# [YOUR GOAL]
Go through the data and retrieve each line that includes the string "screenshot".

● ● ● ●

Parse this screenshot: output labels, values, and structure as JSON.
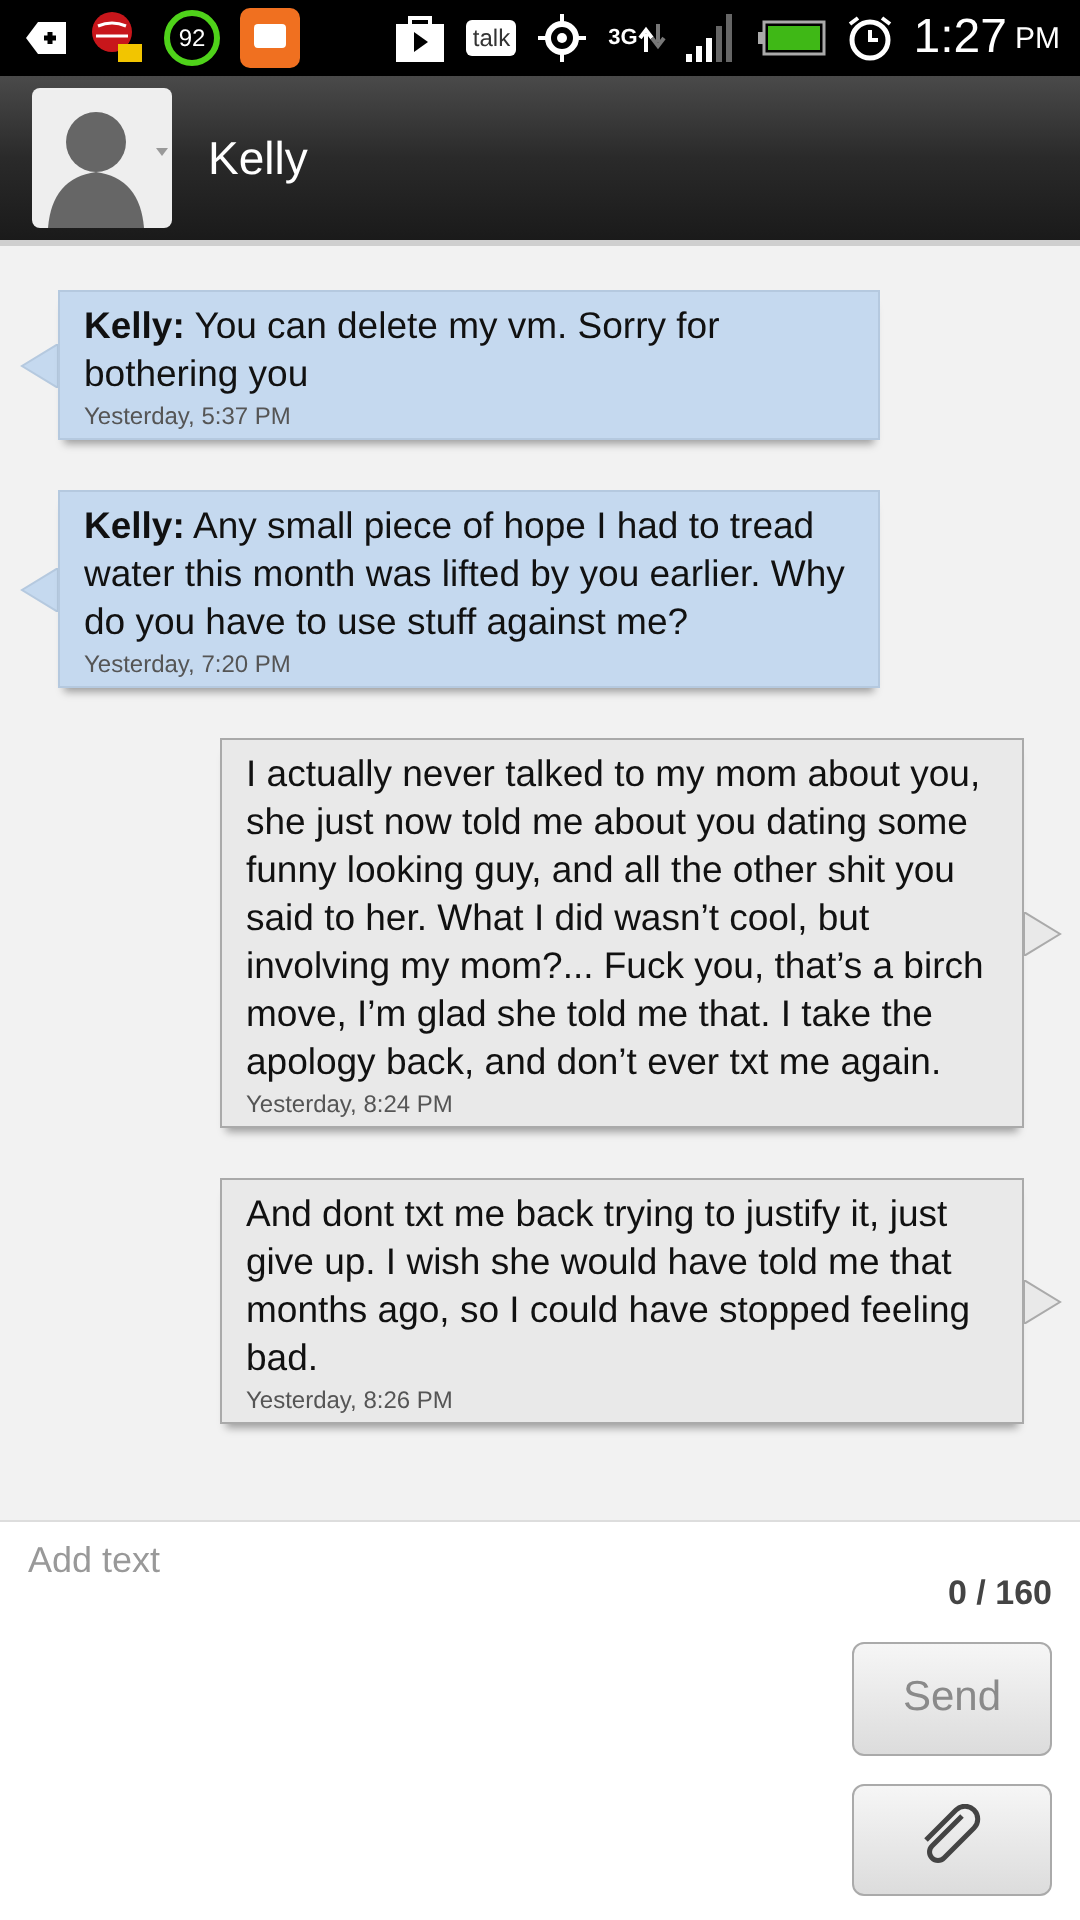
{
  "status_bar": {
    "battery_saver_badge": "92",
    "talk_label": "talk",
    "network": "3G",
    "time": "1:27",
    "period": "PM"
  },
  "header": {
    "contact_name": "Kelly"
  },
  "messages": [
    {
      "kind": "incoming",
      "text": "**Kelly:** You can delete my vm. Sorry for bothering you",
      "time": "Yesterday, 5:37 PM"
    },
    {
      "kind": "incoming",
      "text": "**Kelly:** Any small piece of hope I had to tread water this month was lifted by you earlier. Why do you have to use stuff against me?",
      "time": "Yesterday, 7:20 PM"
    },
    {
      "kind": "outgoing",
      "text": "I actually never talked to my mom about you, she just now told me about you dating some funny looking guy, and all the other shit you said to her. What I did wasn’t cool, but involving my mom?... Fuck you, that’s a birch move, I’m glad she told me that. I take the apology back, and don’t ever txt me again.",
      "time": "Yesterday, 8:24 PM"
    },
    {
      "kind": "outgoing",
      "text": "And dont txt me back trying to justify it, just give up. I wish she would have told me that months ago, so I could have stopped feeling bad.",
      "time": "Yesterday, 8:26 PM"
    }
  ],
  "compose": {
    "placeholder": "Add text",
    "counter": "0 / 160",
    "send_button": {
      "label": "Send",
      "disabled": true
    }
  }
}
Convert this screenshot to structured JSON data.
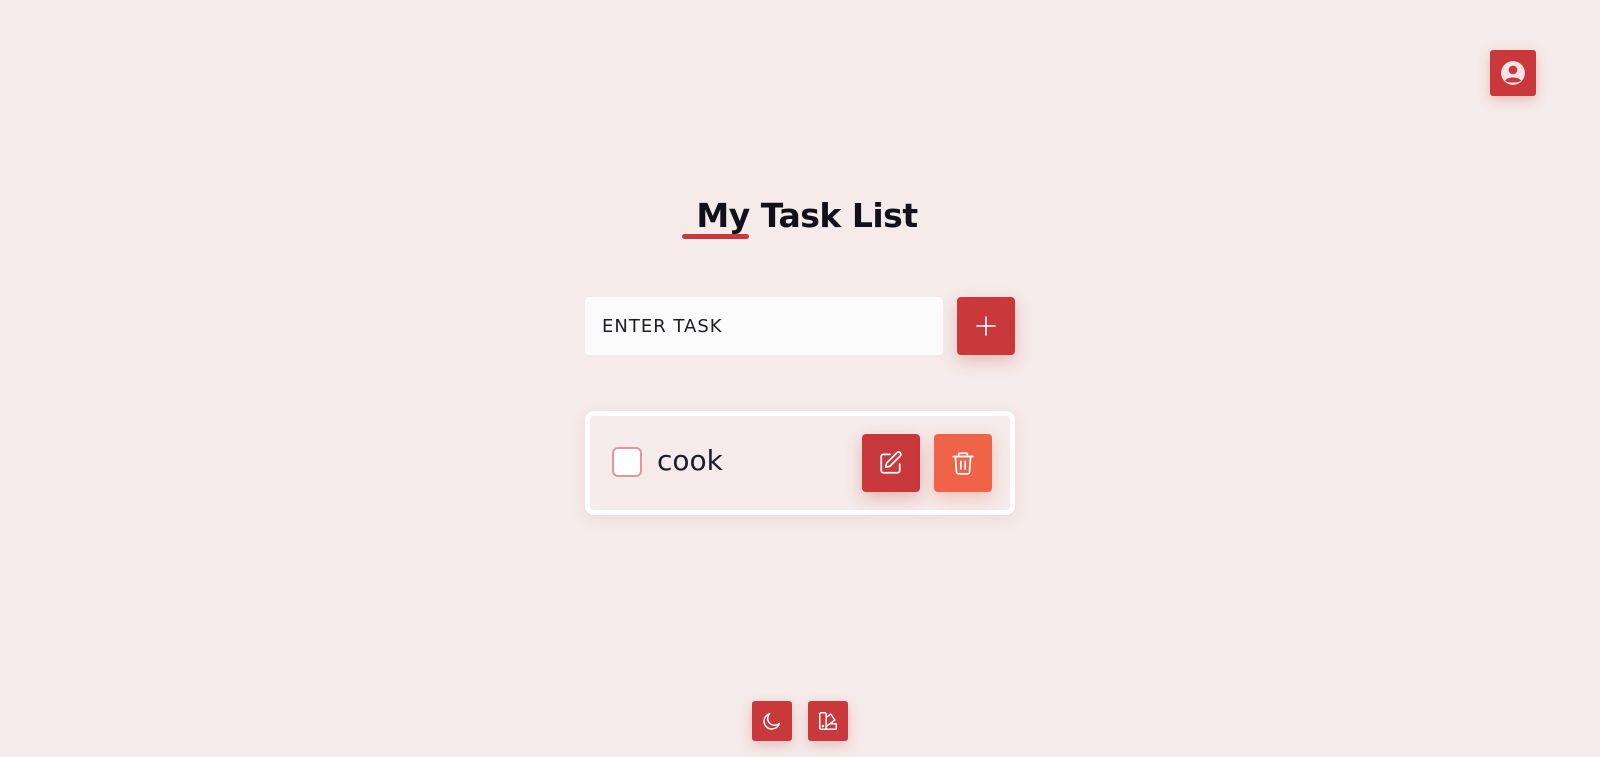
{
  "header": {
    "title": "My Task List"
  },
  "profile": {
    "icon": "user-circle-icon"
  },
  "task_form": {
    "input_placeholder": "ENTER TASK",
    "input_value": "",
    "add_icon": "plus-icon"
  },
  "tasks": [
    {
      "text": "cook",
      "completed": false,
      "edit_icon": "pencil-square-icon",
      "delete_icon": "trash-icon"
    }
  ],
  "footer": {
    "theme_icon": "moon-icon",
    "palette_icon": "swatch-icon"
  },
  "colors": {
    "background": "#f5ebea",
    "accent": "#c9383b",
    "danger": "#ef6448",
    "text": "#12111a"
  }
}
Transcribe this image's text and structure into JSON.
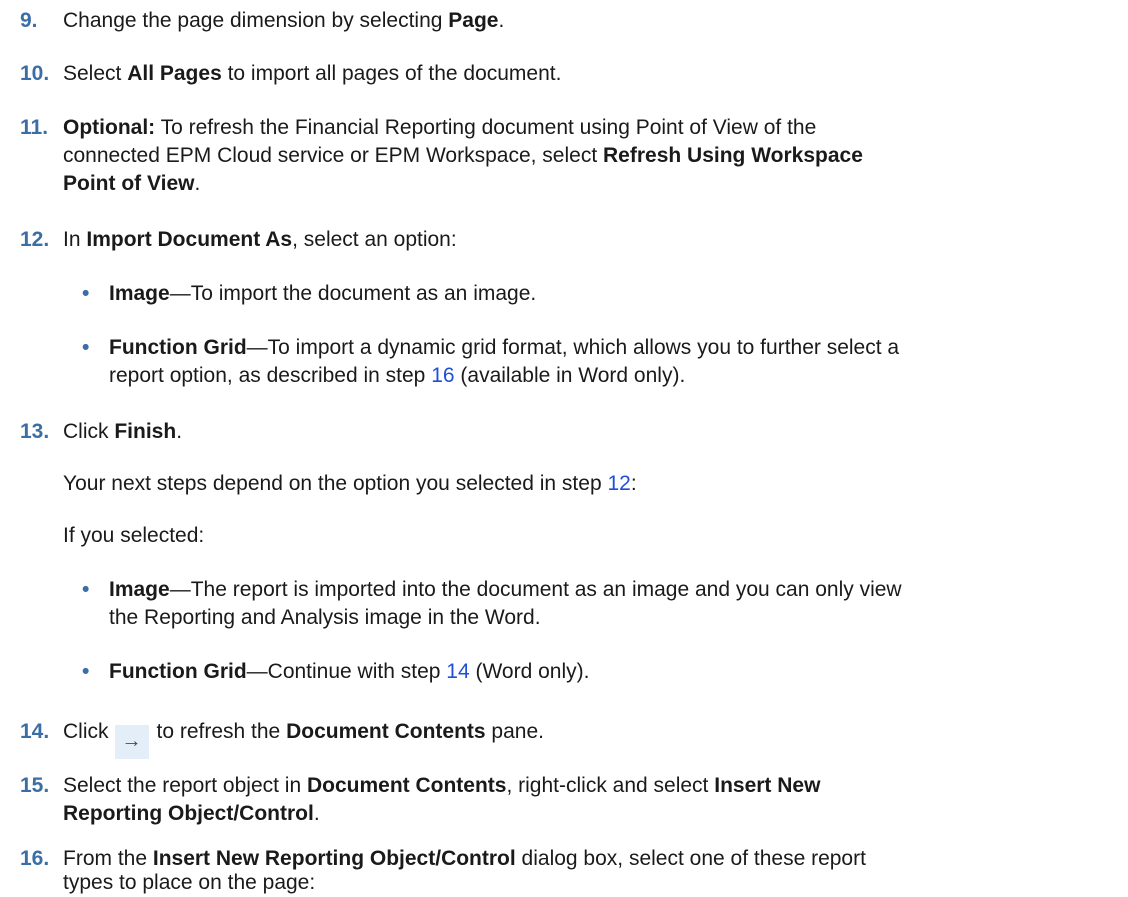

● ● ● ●

# [RESPONSE BELOW]
Parse this screenshot: output labels, values, and structure as JSON.
Convert this screenshot to structured JSON data.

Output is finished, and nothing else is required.